The rainbow nation goes back to work and back to real life after hosting a very successful World Cup. NPR's Africa correspondent, Ofeibea Quist-Arcton hopes the world sends South Africa good vibes to keep the country on "Soccer Cloud 9."
NPR foreign correspondent, Jason Beaubien, writes about the significance of the World Cup now that his kids are old enough to care. Maybe he'll be on assignment in Brazil for World Cup 2014.
Iker Casillas landed an impromptu kiss on his journalist girlfriend on live TV. It's being called the victory kiss.
'Cleats' contributor, Rosie Schaap congratulates Spain, but is still a die-hard Dutch fan hoping to cry 'Oranje' tears of joy in four years.
This World Cup final match was rugged: not the artistry Spain is known for, nor the beauty Oranje generally brings to the pitch. In the end, the Spanish take the golden trophy with just one goal.

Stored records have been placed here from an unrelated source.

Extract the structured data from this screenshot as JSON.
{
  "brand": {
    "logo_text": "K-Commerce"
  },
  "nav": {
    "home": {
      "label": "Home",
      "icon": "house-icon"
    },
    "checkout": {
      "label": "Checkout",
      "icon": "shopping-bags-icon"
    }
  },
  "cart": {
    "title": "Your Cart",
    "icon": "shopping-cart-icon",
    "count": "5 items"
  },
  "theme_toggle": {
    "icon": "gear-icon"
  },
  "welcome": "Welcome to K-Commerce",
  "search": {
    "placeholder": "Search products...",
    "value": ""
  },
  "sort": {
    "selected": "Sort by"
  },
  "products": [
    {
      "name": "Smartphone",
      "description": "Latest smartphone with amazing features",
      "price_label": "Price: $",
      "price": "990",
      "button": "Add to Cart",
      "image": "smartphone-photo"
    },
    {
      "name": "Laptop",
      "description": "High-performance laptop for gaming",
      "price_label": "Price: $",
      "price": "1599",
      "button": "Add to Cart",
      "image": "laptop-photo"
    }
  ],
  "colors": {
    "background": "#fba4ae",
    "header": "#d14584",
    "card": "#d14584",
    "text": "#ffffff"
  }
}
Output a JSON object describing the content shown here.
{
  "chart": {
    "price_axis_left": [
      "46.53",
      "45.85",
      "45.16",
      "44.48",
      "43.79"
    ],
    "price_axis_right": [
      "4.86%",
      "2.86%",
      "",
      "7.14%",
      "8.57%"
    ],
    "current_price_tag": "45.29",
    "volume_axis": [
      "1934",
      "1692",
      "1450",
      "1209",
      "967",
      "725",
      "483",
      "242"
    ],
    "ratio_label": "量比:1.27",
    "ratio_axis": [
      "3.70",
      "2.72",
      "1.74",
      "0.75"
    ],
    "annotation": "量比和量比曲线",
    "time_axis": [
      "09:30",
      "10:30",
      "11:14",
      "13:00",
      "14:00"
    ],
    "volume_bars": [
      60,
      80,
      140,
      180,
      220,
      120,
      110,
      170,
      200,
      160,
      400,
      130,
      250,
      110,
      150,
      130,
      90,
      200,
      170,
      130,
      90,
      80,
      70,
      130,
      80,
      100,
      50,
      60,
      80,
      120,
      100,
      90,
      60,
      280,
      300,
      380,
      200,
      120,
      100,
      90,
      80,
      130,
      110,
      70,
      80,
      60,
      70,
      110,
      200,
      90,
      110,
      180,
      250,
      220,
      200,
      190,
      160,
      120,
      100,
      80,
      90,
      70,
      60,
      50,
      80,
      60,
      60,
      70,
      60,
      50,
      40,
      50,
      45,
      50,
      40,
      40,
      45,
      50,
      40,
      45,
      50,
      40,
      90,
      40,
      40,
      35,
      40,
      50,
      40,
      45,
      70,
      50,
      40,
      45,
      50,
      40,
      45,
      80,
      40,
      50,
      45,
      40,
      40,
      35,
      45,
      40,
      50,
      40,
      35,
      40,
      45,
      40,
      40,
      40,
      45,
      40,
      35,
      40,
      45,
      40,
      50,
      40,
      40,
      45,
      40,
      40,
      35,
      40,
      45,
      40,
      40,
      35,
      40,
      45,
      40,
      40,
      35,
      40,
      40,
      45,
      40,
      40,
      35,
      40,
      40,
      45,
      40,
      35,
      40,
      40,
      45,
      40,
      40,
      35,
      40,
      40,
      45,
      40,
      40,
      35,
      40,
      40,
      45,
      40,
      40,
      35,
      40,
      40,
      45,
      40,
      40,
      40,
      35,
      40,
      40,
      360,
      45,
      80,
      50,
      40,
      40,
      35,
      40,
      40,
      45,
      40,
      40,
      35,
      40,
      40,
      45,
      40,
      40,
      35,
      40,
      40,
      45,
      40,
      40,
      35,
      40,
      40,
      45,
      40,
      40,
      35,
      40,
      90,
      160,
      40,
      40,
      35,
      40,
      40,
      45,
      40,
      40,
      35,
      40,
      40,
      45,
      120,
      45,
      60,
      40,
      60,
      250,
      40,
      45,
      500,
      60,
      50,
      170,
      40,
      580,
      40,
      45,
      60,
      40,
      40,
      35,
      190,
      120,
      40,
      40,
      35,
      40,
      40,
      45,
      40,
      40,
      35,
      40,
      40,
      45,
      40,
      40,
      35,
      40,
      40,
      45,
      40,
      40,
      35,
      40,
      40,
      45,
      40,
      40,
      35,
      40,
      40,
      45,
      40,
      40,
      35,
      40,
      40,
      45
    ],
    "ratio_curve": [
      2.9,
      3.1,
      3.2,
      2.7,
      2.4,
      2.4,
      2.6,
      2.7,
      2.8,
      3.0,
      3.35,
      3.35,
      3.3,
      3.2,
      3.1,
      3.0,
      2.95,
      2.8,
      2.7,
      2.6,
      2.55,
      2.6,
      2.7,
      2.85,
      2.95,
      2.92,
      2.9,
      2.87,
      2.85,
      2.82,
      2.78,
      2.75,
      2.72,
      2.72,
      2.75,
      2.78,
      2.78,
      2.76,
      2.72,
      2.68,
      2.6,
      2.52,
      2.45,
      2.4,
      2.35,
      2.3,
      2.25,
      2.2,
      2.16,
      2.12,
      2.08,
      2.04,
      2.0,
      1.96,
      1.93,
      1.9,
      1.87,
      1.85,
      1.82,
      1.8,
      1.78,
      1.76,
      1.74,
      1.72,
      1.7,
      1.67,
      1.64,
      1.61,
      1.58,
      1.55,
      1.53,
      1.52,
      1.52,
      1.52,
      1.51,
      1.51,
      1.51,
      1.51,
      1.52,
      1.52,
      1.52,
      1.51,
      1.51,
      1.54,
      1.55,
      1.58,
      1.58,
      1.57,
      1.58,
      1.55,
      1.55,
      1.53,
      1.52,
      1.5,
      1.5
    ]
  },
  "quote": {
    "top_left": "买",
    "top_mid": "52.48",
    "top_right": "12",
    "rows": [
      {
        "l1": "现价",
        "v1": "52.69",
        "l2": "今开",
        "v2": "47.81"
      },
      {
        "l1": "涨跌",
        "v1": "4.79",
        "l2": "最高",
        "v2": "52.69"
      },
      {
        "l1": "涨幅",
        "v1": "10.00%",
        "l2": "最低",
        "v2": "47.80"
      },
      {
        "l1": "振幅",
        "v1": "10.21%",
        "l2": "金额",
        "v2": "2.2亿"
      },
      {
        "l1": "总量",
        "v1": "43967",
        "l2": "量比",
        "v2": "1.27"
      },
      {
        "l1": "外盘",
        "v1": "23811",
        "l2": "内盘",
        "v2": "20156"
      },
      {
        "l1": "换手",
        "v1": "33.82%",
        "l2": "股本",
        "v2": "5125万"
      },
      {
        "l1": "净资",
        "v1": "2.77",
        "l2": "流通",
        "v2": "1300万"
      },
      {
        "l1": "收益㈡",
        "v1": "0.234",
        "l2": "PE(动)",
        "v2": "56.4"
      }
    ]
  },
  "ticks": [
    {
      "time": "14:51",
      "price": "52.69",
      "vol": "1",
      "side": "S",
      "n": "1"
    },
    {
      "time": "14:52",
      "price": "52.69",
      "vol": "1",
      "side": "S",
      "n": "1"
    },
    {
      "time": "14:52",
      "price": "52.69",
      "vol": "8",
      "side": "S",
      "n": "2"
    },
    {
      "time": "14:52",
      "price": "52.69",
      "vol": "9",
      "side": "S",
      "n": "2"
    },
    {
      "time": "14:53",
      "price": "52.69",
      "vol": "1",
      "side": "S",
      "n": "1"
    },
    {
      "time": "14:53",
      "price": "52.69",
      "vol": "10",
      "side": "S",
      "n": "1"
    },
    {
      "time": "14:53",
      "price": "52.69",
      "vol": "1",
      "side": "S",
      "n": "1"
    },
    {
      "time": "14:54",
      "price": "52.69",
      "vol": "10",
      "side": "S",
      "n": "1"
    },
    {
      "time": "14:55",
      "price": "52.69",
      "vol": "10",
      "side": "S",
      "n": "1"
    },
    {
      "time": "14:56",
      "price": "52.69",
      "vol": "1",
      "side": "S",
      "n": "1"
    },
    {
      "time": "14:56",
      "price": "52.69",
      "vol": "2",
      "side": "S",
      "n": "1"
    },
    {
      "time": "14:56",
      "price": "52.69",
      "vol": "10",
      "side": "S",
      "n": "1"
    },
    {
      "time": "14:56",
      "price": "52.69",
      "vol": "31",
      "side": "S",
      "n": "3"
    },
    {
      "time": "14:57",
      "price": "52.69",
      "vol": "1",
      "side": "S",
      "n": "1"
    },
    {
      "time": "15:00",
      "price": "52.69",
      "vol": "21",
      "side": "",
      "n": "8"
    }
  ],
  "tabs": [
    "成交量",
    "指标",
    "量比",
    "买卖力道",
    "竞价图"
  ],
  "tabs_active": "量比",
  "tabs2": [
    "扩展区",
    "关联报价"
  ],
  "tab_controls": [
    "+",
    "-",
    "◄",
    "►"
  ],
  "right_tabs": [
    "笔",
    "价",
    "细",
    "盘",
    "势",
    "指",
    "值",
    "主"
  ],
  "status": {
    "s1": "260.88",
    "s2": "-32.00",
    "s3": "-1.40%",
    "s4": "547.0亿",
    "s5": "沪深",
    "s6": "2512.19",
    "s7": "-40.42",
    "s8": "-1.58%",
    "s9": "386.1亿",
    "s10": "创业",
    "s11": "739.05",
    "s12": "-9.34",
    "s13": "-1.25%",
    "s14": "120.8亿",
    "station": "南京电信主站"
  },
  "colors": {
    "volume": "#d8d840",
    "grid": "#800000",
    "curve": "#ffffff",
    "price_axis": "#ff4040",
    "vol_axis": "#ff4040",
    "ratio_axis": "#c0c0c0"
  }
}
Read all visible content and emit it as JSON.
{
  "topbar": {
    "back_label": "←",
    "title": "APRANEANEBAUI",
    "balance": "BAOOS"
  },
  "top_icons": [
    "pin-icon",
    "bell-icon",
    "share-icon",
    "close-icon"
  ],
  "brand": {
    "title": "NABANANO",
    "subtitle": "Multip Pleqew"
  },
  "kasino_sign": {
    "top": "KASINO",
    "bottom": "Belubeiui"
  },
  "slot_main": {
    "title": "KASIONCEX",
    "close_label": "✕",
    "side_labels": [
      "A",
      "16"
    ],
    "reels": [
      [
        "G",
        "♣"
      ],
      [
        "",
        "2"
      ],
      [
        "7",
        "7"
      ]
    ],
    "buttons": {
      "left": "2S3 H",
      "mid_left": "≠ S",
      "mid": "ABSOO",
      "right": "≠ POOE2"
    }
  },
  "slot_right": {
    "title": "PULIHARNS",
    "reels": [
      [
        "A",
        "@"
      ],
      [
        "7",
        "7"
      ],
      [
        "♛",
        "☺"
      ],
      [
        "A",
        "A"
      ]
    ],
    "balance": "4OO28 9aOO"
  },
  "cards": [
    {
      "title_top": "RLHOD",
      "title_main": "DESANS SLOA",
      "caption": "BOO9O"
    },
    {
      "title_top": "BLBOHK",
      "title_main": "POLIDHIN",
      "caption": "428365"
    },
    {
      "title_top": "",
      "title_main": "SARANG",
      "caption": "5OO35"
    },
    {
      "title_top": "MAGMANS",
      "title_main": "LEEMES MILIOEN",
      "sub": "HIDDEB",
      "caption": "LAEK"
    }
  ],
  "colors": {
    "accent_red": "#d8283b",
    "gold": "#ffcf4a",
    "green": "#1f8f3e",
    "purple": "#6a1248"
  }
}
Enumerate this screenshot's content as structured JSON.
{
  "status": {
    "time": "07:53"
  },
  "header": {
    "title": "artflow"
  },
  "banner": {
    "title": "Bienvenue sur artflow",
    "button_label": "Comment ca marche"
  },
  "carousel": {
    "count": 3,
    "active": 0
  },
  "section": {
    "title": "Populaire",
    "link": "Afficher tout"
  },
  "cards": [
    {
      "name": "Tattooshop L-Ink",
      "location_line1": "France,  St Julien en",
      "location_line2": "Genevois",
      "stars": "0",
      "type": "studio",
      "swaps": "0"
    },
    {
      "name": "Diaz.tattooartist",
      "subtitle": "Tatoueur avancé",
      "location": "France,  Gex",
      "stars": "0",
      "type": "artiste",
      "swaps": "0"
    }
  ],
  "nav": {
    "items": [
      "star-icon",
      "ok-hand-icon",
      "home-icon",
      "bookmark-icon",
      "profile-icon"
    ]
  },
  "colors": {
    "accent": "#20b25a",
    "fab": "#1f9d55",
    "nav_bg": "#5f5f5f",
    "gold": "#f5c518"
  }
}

Germany deserved to win 3-2 and finished third for the second time in succession. The storyline of the match doesn’t really matter — safe to say the Uruguayan goalkeeper was poor and was culpable for each of the German goals.
Who could forget ESPN announcers shouting Tshabalala! From Landon Donovan's 91 minute goal to Gyan's penalty fudge, NPR bloggers share the moments that made them mad, sad, and oh-so-happy. What was your top pick?
You'd assume the a new, smoother ball would make be faster and steadier. But you'd be wrong.
The 2010 World Cup final features Europe's two biggest party countries, in Spain and Holland. Scenes of fans-gone-wild in the plazas of Amsterdam and Madrid should help ease the global audience's distaste for an all-Europe final.